START Source data
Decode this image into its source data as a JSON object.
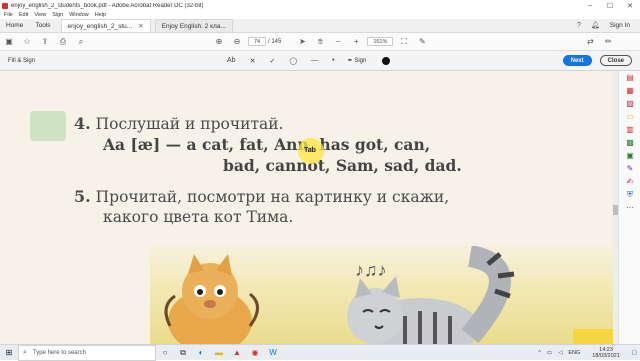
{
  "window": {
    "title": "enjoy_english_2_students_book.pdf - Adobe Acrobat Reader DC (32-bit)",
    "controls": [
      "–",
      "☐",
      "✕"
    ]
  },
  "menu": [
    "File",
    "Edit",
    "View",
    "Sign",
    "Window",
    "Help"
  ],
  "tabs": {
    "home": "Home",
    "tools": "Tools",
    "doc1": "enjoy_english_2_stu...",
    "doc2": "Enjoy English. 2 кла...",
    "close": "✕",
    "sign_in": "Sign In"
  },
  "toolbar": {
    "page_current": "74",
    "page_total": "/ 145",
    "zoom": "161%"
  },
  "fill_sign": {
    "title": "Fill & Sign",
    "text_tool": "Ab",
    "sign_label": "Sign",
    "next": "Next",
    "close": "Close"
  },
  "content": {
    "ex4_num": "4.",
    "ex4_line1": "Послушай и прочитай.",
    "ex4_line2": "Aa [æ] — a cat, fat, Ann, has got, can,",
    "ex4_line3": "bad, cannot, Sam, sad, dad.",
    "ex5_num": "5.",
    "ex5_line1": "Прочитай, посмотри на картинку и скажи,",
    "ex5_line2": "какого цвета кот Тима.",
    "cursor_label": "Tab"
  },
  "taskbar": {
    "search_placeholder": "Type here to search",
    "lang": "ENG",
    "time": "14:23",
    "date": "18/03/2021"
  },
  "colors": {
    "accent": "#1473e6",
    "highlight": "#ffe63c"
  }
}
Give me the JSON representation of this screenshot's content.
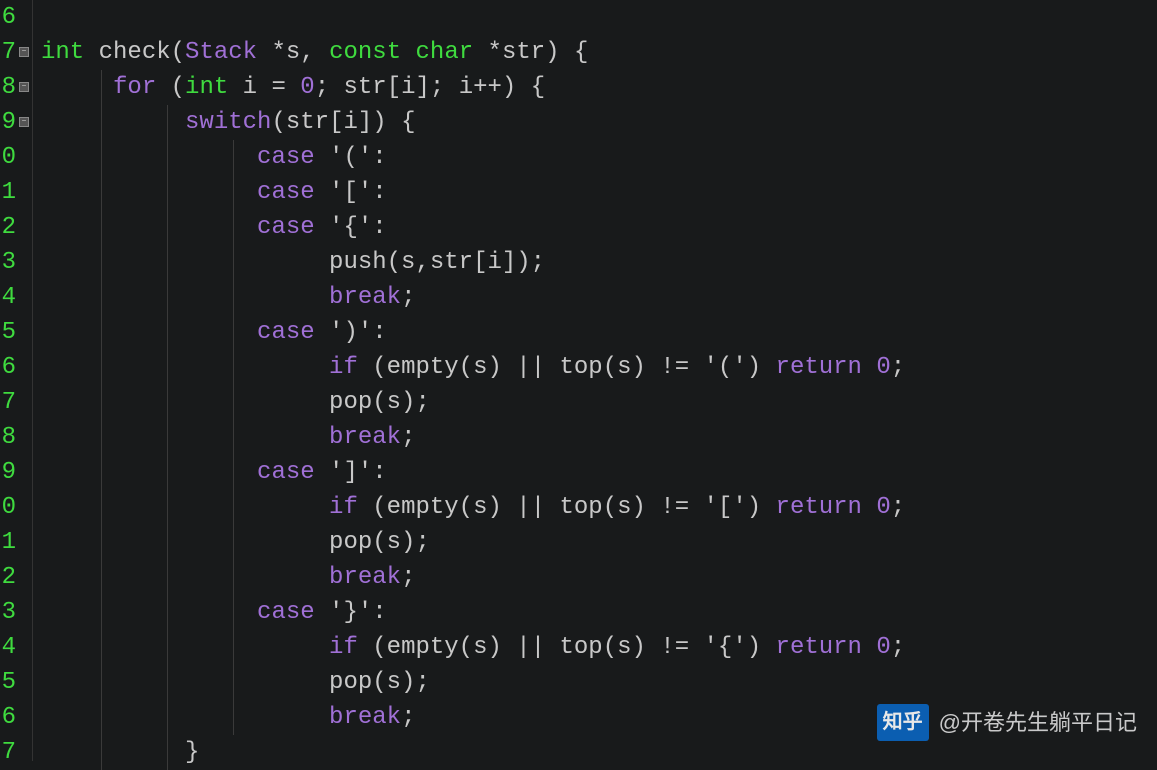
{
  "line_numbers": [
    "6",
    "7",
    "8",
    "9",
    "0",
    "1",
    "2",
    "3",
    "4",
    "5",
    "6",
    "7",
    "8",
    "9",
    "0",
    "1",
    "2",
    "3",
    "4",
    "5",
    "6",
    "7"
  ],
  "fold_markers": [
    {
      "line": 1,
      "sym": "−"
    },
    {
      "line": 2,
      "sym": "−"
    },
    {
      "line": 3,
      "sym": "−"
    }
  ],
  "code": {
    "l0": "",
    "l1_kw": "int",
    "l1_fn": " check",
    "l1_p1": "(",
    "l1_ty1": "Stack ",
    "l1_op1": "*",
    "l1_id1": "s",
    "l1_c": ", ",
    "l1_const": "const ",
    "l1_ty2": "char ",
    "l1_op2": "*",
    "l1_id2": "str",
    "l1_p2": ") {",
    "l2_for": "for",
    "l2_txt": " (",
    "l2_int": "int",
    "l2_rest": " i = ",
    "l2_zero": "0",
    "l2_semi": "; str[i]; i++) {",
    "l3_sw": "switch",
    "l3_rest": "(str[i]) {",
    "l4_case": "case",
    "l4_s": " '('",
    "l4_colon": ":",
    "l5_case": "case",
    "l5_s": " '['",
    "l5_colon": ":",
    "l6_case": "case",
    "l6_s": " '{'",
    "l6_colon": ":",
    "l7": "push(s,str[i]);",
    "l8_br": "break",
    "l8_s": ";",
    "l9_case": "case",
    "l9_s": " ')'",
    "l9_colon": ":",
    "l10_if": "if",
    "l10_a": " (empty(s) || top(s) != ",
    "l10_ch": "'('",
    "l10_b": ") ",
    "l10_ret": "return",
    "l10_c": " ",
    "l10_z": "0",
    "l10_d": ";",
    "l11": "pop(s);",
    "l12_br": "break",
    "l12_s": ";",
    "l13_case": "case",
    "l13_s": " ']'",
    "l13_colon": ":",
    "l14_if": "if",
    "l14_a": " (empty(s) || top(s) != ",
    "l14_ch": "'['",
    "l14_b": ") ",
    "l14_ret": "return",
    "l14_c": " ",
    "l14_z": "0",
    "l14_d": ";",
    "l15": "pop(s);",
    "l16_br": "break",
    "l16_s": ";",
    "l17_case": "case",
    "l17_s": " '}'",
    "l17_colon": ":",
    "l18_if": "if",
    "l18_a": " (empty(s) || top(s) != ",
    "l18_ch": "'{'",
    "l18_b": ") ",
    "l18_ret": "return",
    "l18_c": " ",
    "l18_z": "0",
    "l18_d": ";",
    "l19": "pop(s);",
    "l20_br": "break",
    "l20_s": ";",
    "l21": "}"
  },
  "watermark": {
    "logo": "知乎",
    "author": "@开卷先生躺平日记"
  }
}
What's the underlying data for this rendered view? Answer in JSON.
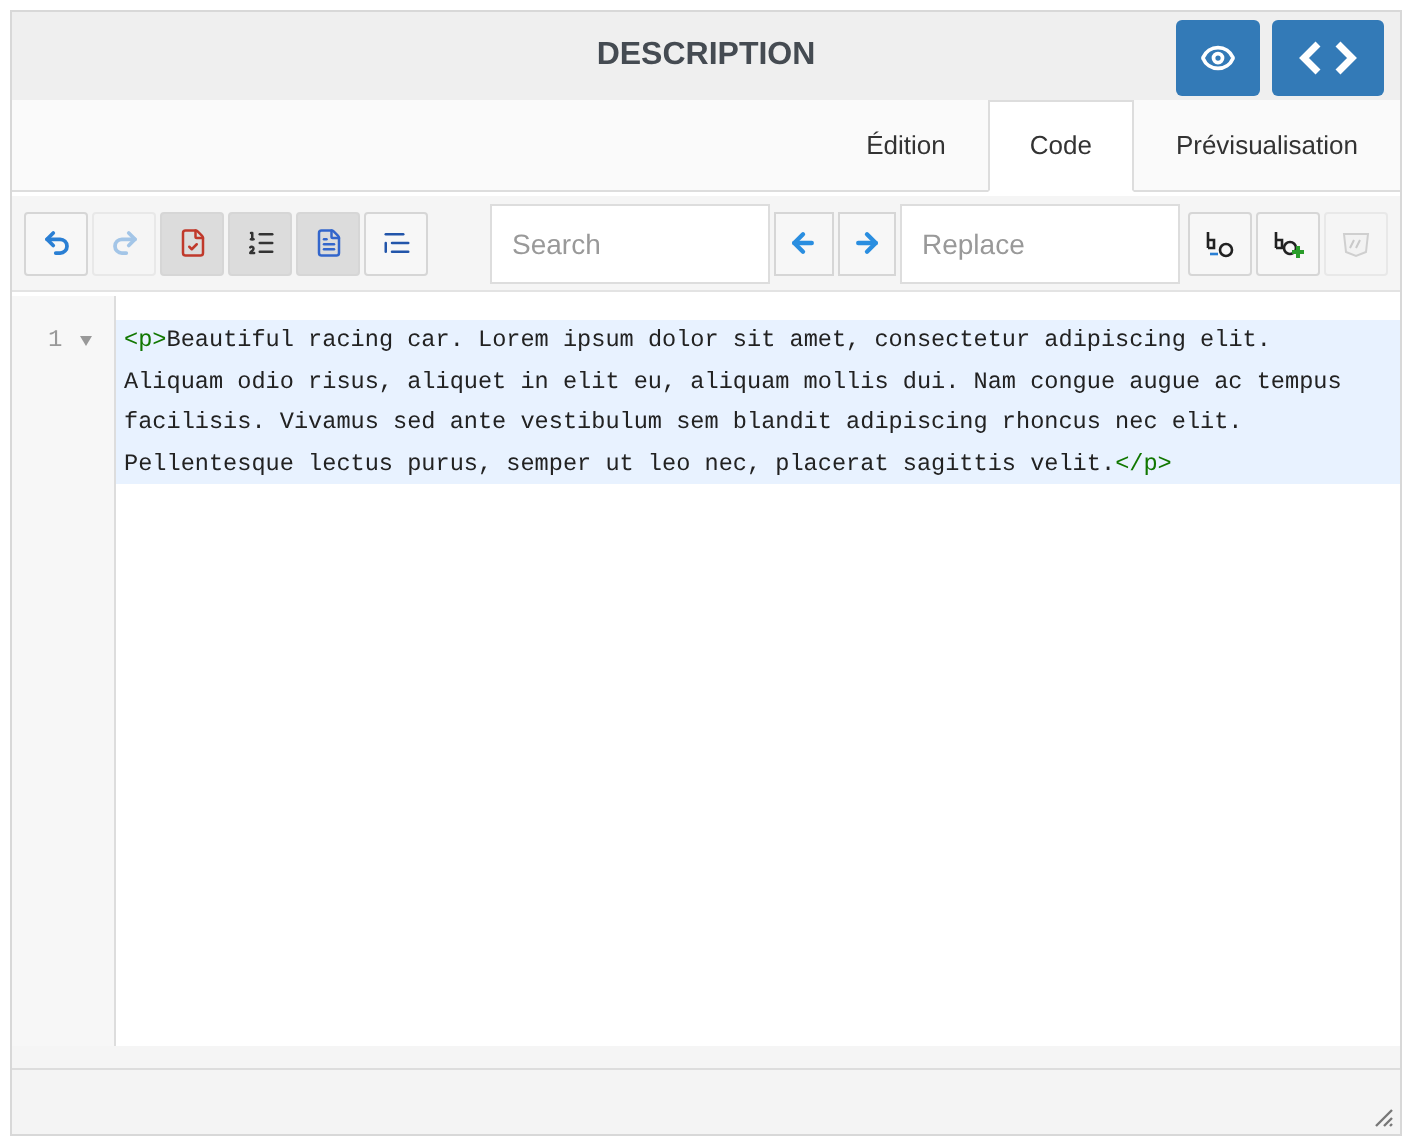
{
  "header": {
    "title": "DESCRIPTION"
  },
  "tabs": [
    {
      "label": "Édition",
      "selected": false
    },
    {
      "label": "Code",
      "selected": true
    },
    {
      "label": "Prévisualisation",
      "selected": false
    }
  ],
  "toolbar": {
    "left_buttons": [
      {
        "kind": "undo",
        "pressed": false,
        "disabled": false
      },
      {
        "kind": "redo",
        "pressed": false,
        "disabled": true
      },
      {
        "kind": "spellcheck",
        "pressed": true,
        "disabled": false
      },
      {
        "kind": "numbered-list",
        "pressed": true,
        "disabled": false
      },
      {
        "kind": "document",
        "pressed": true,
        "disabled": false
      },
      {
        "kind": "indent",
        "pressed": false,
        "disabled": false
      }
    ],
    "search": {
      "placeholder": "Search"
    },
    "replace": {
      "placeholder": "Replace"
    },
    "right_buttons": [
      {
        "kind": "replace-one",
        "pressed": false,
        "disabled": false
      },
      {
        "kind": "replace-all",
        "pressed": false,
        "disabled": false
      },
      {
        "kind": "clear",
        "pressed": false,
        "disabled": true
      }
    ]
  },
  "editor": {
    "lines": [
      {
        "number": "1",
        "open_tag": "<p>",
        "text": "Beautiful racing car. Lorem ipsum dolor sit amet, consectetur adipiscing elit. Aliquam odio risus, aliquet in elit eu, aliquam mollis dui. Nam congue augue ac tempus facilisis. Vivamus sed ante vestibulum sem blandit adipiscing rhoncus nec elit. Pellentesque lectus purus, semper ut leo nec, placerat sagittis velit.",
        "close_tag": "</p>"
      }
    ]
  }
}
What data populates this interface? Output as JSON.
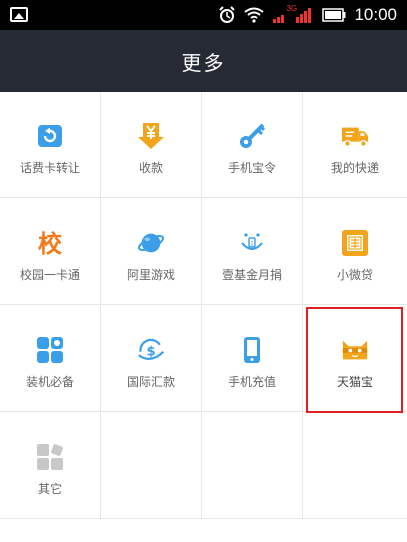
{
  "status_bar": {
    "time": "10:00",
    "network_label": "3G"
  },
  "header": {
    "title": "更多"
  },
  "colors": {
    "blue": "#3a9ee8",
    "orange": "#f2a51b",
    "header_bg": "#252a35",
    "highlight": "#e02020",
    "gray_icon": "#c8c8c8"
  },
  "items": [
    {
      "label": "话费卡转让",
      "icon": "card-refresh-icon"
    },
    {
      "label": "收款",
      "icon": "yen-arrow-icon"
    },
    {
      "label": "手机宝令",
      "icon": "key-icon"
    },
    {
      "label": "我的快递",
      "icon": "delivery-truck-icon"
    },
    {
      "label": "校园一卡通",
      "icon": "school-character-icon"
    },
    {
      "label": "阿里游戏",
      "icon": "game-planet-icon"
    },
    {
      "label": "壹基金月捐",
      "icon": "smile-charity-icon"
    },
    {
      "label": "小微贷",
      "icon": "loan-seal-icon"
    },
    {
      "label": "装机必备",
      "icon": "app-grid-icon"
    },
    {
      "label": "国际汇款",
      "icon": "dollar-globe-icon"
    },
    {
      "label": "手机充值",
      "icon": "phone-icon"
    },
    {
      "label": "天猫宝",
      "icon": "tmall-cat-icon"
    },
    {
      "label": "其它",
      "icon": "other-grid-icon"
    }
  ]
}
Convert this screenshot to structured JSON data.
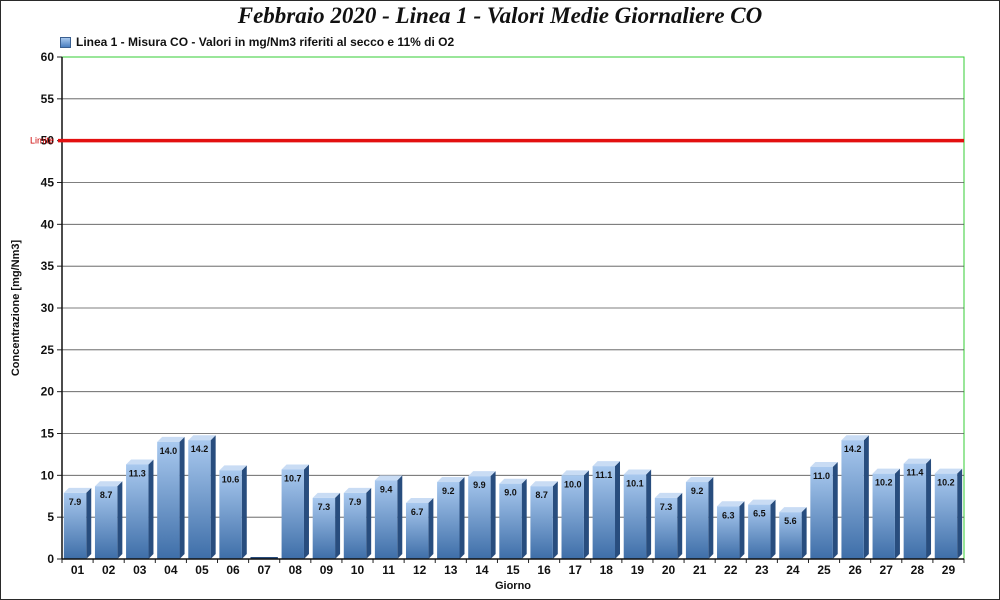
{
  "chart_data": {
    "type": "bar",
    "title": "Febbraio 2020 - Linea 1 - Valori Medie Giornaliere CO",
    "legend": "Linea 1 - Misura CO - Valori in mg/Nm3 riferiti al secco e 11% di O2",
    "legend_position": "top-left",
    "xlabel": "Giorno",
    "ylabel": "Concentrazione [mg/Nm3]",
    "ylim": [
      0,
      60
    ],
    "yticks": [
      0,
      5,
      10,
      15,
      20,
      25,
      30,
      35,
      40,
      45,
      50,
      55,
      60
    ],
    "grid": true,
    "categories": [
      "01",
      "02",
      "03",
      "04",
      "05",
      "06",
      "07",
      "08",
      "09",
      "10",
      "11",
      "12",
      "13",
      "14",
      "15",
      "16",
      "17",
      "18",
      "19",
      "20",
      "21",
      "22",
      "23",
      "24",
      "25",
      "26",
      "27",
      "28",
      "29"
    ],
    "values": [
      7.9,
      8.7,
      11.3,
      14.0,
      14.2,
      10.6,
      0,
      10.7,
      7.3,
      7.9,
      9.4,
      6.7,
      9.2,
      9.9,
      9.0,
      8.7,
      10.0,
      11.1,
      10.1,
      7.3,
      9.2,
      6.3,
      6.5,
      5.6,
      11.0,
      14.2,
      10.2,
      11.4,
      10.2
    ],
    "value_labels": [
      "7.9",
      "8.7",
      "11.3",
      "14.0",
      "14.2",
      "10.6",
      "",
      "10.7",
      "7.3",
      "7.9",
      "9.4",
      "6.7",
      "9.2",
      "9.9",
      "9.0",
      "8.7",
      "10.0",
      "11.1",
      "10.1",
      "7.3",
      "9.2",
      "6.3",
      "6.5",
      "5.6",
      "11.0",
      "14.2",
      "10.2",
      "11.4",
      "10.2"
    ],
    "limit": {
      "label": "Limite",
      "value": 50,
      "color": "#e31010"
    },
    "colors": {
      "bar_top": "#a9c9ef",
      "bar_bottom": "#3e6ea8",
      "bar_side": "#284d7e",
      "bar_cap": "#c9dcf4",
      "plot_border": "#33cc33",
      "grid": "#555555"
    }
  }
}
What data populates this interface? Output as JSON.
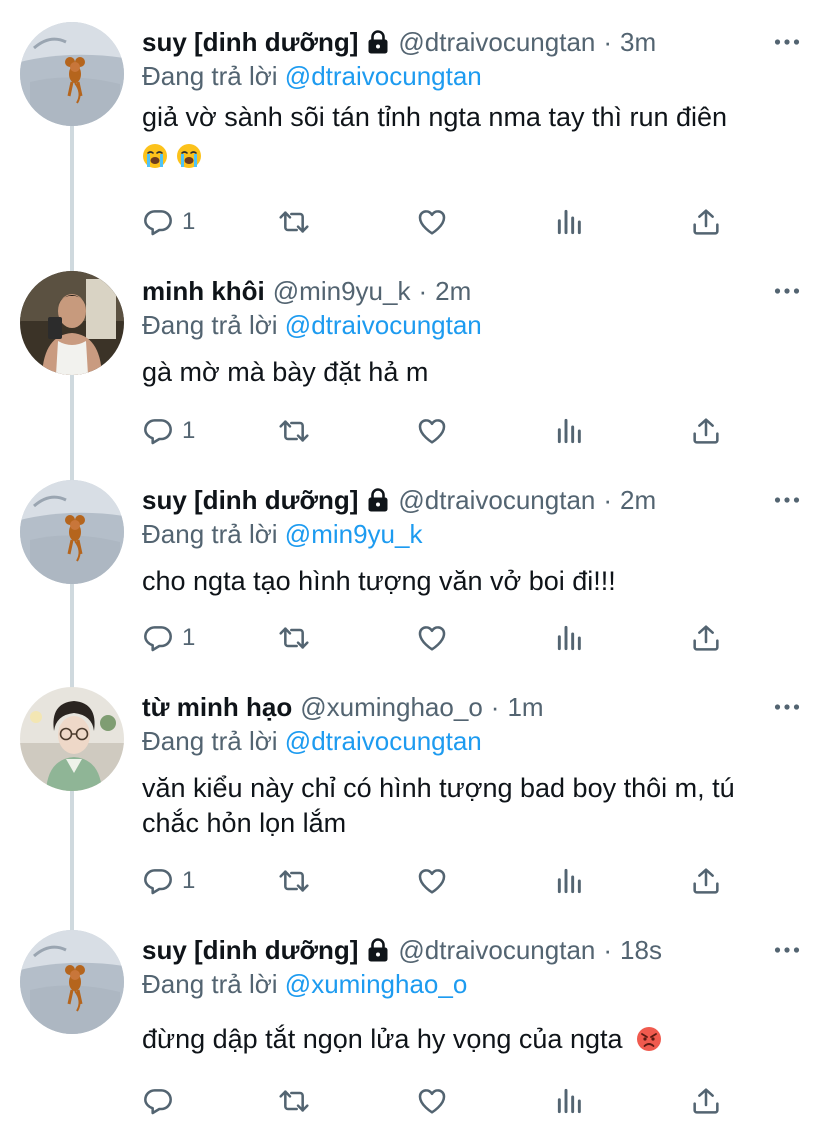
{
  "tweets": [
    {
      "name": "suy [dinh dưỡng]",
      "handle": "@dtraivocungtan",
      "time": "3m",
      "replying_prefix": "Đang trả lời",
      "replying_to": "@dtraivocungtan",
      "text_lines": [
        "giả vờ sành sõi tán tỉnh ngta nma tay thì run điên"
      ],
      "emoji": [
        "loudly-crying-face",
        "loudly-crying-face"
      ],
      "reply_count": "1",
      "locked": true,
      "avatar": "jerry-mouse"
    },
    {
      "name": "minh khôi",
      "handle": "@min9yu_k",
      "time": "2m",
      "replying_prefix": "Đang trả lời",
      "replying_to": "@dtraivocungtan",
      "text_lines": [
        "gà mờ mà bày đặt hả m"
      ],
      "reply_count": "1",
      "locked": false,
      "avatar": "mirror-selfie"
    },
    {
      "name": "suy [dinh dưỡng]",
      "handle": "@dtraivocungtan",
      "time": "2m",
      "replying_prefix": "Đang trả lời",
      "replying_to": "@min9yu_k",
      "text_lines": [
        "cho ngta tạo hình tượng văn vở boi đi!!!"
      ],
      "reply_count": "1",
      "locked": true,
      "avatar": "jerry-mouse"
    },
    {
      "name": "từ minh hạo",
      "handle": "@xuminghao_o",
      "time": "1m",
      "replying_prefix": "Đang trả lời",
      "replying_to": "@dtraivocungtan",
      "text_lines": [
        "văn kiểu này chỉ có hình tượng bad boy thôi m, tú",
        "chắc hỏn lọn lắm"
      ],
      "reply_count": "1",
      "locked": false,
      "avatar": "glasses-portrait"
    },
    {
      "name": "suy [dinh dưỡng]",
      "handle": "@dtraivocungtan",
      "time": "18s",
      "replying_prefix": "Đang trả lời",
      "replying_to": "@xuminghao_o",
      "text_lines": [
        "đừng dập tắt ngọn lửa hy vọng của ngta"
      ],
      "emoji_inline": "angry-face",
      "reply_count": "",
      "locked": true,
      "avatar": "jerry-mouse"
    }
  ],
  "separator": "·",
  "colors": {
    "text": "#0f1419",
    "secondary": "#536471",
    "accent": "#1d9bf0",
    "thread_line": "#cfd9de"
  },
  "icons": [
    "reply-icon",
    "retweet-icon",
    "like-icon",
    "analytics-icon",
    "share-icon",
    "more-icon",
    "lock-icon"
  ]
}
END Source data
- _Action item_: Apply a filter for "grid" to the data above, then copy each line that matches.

- _Solution_:
      "icon": "app-grid-icon"
      "icon": "other-grid-icon"
    "grid": true,
      "grid": "#555555"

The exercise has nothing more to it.